College Application Fatigue is Real and This is What You Can Do About it
There are some statistics that I simply cannot shake from my head and this is one of them.
More than half of approximately 1,000 high schools students surveyed indicated that applying to college was the most stressful academic experience they have endured to date.
Not term papers, AP exams, or giving a speech in front of the whole class. Not even the dreaded ACT is more stressful than navigating the complexity of the application process.
In that same study, more than three quarters of students feared that making a single mistake on their application would lessen their chances of being admitted to a desired college. In light of the increase in applications brought on by the growth in test optional policies, as well as the most recent decision by the U.S. Supreme Court to eliminate the use of race in admissions evaluations, we are seeing a steady increase in the sheer volume of “application stuff” that students are being asked (or even suggested) to submit to colleges. Essays, top-ten lists, descriptions of their favorite books, and most recently, an increase in 3-minute introductory videos, all combine into one daunting to-do list.
All of which are to be completed with the belief that if you make one mistake, your application is doomed. And while we do our best to consistently remind our students that admissions officers are human too, and do NOT expect perfection in their applications, I can easily see how this assumption persists.
This time of year we see a number of students reporting a high degree of application fatigue. And while there is likely a more clinical definition of this condition, the primary symptom is essentially when your student reports a very high degree of being “over it.”
College application fatigue is absolutely real and can show up in all kinds of ways:
Avoidance, as in simply not wanting to work on applications at all
Lowering of standards on the quality of the application
Crankiness and cynicism about the whole dang thing
As parents, what can we do to help if we find our students expressing some of these elements of application fatigue?
The simplest form of help that you can provide is simply understanding. The application process is very different now than it was when you (and I) applied to college. I mean seriously, I filled out a form during a recent doctor’s visit that was more extensive than my college application and I bet you could say the same. Do your best to simply communicate your understanding that you know it sucks, and that you are there for them.
Focus on energy and organization
We encourage students to NOT try and fit in their college application work at the end of the day. This is kind of like trying to get the last remaining toothpaste out of the tube. It’s just not going to work or be their best. Encourage your student to prioritize their applications during times when they have the most energy or even (temporarily) canceling some activities and events to clear a mental head space for them to work on applications. Plan out their work using calendars and to-do lists rather than figuring it out when they feel like. These tools have been shown to lessen the cognitive load of students having to keep it all in their head. It also teaches them a technique to rely on during stressful times.

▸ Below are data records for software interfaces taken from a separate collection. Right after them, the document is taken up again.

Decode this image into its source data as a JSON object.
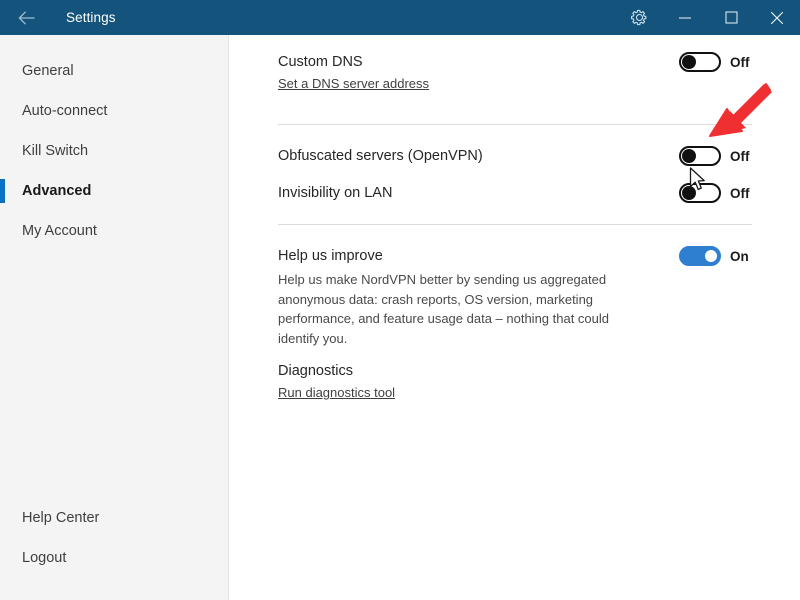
{
  "titlebar": {
    "title": "Settings",
    "back_icon": "back-arrow-icon",
    "gear_icon": "gear-icon",
    "minimize_icon": "minimize-icon",
    "maximize_icon": "maximize-icon",
    "close_icon": "close-icon",
    "background_color": "#14547c"
  },
  "sidebar": {
    "items": [
      {
        "label": "General",
        "selected": false
      },
      {
        "label": "Auto-connect",
        "selected": false
      },
      {
        "label": "Kill Switch",
        "selected": false
      },
      {
        "label": "Advanced",
        "selected": true
      },
      {
        "label": "My Account",
        "selected": false
      }
    ],
    "footer": [
      {
        "label": "Help Center"
      },
      {
        "label": "Logout"
      }
    ],
    "selected_accent_color": "#0a72c4",
    "background_color": "#f4f4f4"
  },
  "settings": {
    "custom_dns": {
      "title": "Custom DNS",
      "link": "Set a DNS server address",
      "state": "Off",
      "on": false
    },
    "obfuscated_servers": {
      "title": "Obfuscated servers (OpenVPN)",
      "state": "Off",
      "on": false
    },
    "invisibility_on_lan": {
      "title": "Invisibility on LAN",
      "state": "Off",
      "on": false
    },
    "help_us_improve": {
      "title": "Help us improve",
      "description": "Help us make NordVPN better by sending us aggregated anonymous data: crash reports, OS version, marketing performance, and feature usage data – nothing that could identify you.",
      "state": "On",
      "on": true
    },
    "diagnostics": {
      "title": "Diagnostics",
      "link": "Run diagnostics tool"
    }
  },
  "annotations": {
    "arrow_color": "#f03030",
    "arrow_target": "obfuscated-servers-toggle",
    "cursor_icon": "mouse-pointer-icon"
  }
}
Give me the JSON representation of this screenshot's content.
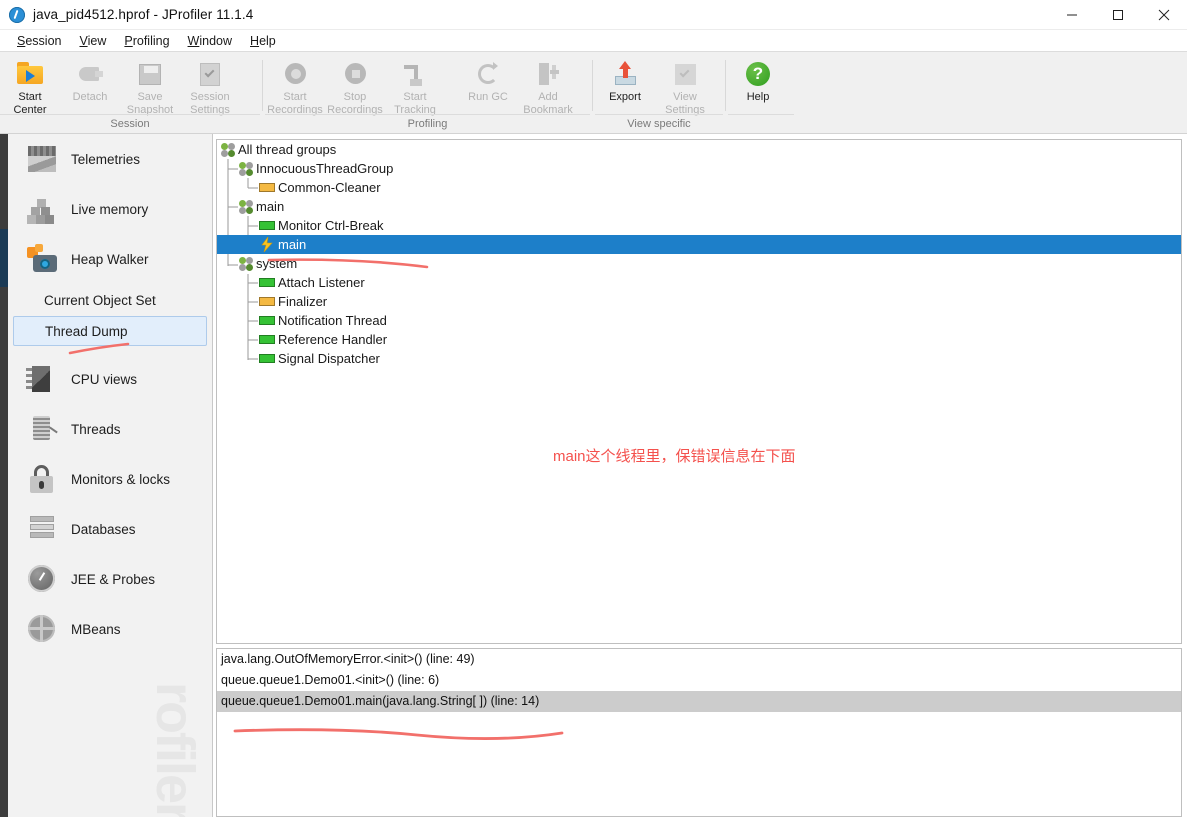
{
  "window": {
    "title": "java_pid4512.hprof - JProfiler 11.1.4",
    "app_icon": "jprofiler-icon",
    "minimize": "minimize-icon",
    "maximize": "maximize-icon",
    "close": "close-icon"
  },
  "menubar": {
    "items": [
      {
        "label": "Session",
        "mnemonic": "S"
      },
      {
        "label": "View",
        "mnemonic": "V"
      },
      {
        "label": "Profiling",
        "mnemonic": "P"
      },
      {
        "label": "Window",
        "mnemonic": "W"
      },
      {
        "label": "Help",
        "mnemonic": "H"
      }
    ]
  },
  "toolbar": {
    "groups": [
      {
        "label": "Session",
        "buttons": [
          {
            "name": "start-center",
            "line1": "Start",
            "line2": "Center",
            "icon": "folder-play-icon",
            "enabled": true
          },
          {
            "name": "detach",
            "line1": "Detach",
            "line2": "",
            "icon": "plug-icon",
            "enabled": false
          },
          {
            "name": "save-snapshot",
            "line1": "Save",
            "line2": "Snapshot",
            "icon": "floppy-icon",
            "enabled": false
          },
          {
            "name": "session-settings",
            "line1": "Session",
            "line2": "Settings",
            "icon": "settings-doc-icon",
            "enabled": false
          }
        ]
      },
      {
        "label": "Profiling",
        "buttons": [
          {
            "name": "start-recordings",
            "line1": "Start",
            "line2": "Recordings",
            "icon": "record-start-icon",
            "enabled": false
          },
          {
            "name": "stop-recordings",
            "line1": "Stop",
            "line2": "Recordings",
            "icon": "record-stop-icon",
            "enabled": false
          },
          {
            "name": "start-tracking",
            "line1": "Start",
            "line2": "Tracking",
            "icon": "tracking-icon",
            "enabled": false
          },
          {
            "name": "run-gc",
            "line1": "Run GC",
            "line2": "",
            "icon": "refresh-gc-icon",
            "enabled": false
          },
          {
            "name": "add-bookmark",
            "line1": "Add",
            "line2": "Bookmark",
            "icon": "bookmark-icon",
            "enabled": false
          }
        ]
      },
      {
        "label": "View specific",
        "buttons": [
          {
            "name": "export",
            "line1": "Export",
            "line2": "",
            "icon": "export-arrow-icon",
            "enabled": true
          },
          {
            "name": "view-settings",
            "line1": "View",
            "line2": "Settings",
            "icon": "view-settings-icon",
            "enabled": false
          },
          {
            "name": "help",
            "line1": "Help",
            "line2": "",
            "icon": "help-circle-icon",
            "enabled": true
          }
        ]
      }
    ]
  },
  "sidebar": {
    "items": [
      {
        "label": "Telemetries",
        "icon": "telemetries-icon",
        "type": "item",
        "selected": false
      },
      {
        "label": "Live memory",
        "icon": "live-memory-icon",
        "type": "item",
        "selected": false
      },
      {
        "label": "Heap Walker",
        "icon": "heap-walker-icon",
        "type": "item",
        "selected": false
      },
      {
        "label": "Current Object Set",
        "icon": "",
        "type": "sub",
        "selected": false
      },
      {
        "label": "Thread Dump",
        "icon": "",
        "type": "sub",
        "selected": true
      },
      {
        "label": "CPU views",
        "icon": "cpu-views-icon",
        "type": "item",
        "selected": false
      },
      {
        "label": "Threads",
        "icon": "threads-icon",
        "type": "item",
        "selected": false
      },
      {
        "label": "Monitors & locks",
        "icon": "monitors-locks-icon",
        "type": "item",
        "selected": false
      },
      {
        "label": "Databases",
        "icon": "databases-icon",
        "type": "item",
        "selected": false
      },
      {
        "label": "JEE & Probes",
        "icon": "jee-probes-icon",
        "type": "item",
        "selected": false
      },
      {
        "label": "MBeans",
        "icon": "mbeans-icon",
        "type": "item",
        "selected": false
      }
    ],
    "watermark": "rofiler"
  },
  "thread_tree": {
    "rows": [
      {
        "label": "All thread groups",
        "depth": 0,
        "icon": "thread-group-icon",
        "selected": false
      },
      {
        "label": "InnocuousThreadGroup",
        "depth": 1,
        "icon": "thread-group-icon",
        "selected": false
      },
      {
        "label": "Common-Cleaner",
        "depth": 2,
        "icon": "thread-waiting-icon",
        "selected": false
      },
      {
        "label": "main",
        "depth": 1,
        "icon": "thread-group-icon",
        "selected": false
      },
      {
        "label": "Monitor Ctrl-Break",
        "depth": 2,
        "icon": "thread-runnable-icon",
        "selected": false
      },
      {
        "label": "main",
        "depth": 2,
        "icon": "thread-bolt-icon",
        "selected": true
      },
      {
        "label": "system",
        "depth": 1,
        "icon": "thread-group-icon",
        "selected": false
      },
      {
        "label": "Attach Listener",
        "depth": 2,
        "icon": "thread-runnable-icon",
        "selected": false
      },
      {
        "label": "Finalizer",
        "depth": 2,
        "icon": "thread-waiting-icon",
        "selected": false
      },
      {
        "label": "Notification Thread",
        "depth": 2,
        "icon": "thread-runnable-icon",
        "selected": false
      },
      {
        "label": "Reference Handler",
        "depth": 2,
        "icon": "thread-runnable-icon",
        "selected": false
      },
      {
        "label": "Signal Dispatcher",
        "depth": 2,
        "icon": "thread-runnable-icon",
        "selected": false
      }
    ]
  },
  "stack_trace": {
    "rows": [
      {
        "text": "java.lang.OutOfMemoryError.<init>() (line: 49)",
        "selected": false
      },
      {
        "text": "queue.queue1.Demo01.<init>() (line: 6)",
        "selected": false
      },
      {
        "text": "queue.queue1.Demo01.main(java.lang.String[ ]) (line: 14)",
        "selected": true
      }
    ]
  },
  "annotations": {
    "note_text": "main这个线程里，保错误信息在下面",
    "note_color": "#f4514d",
    "underline_color": "#f2706b"
  },
  "colors": {
    "selection_blue": "#1d7fc9",
    "sidebar_selection": "#e2eefb",
    "stack_selection": "#cccccc",
    "thread_runnable": "#35c235",
    "thread_waiting": "#f4b942",
    "accent_edge": "#1b3a55"
  }
}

When an application goes in, focus on the win. Fix them their favorite meal or take them out to their favorite restaurant. Part of the challenge in application submission season is that it feels like an endless game of whack-a-mole. Once you submit one application, there is another to complete, then test scores to submit, and then . . . Take time after they hit the submit button to breathe and celebrate.
For our own high school senior, who is navigating his own application fatigue, we help him celebrate by always having cheesecake in the fridge to celebrate. At any given moment our 17-year old will have a certain confectionery that he simply cannot get enough of and right now, it’s cheesecake. Our fridge is reminiscent of the Golden Girls and their cheesecake.
Remind them this is temporary
There is an end to this tunnel, and trust me, once applications go in, students often report that in hindsight, the application process wasn’t that bad. There will be times in the future when they will have multiple competing demands that will need to be managed. For most students, “gutting it out” or “just get to work” is less helpful advice. Focus on process and routines rather than on summoning up some mystical sheer will.
And here’s something you might not have thought about:
In about three months, another round of application fatigue will set in - for the admissions officer who is responsible for reading all of the applications students submitted. Yes, college application fatigue is real for them too. Which of course, makes me wonder if there isn’t a better way to do all of this.
Not working with us yet? Feeling stressed by the college search process? Let's chat.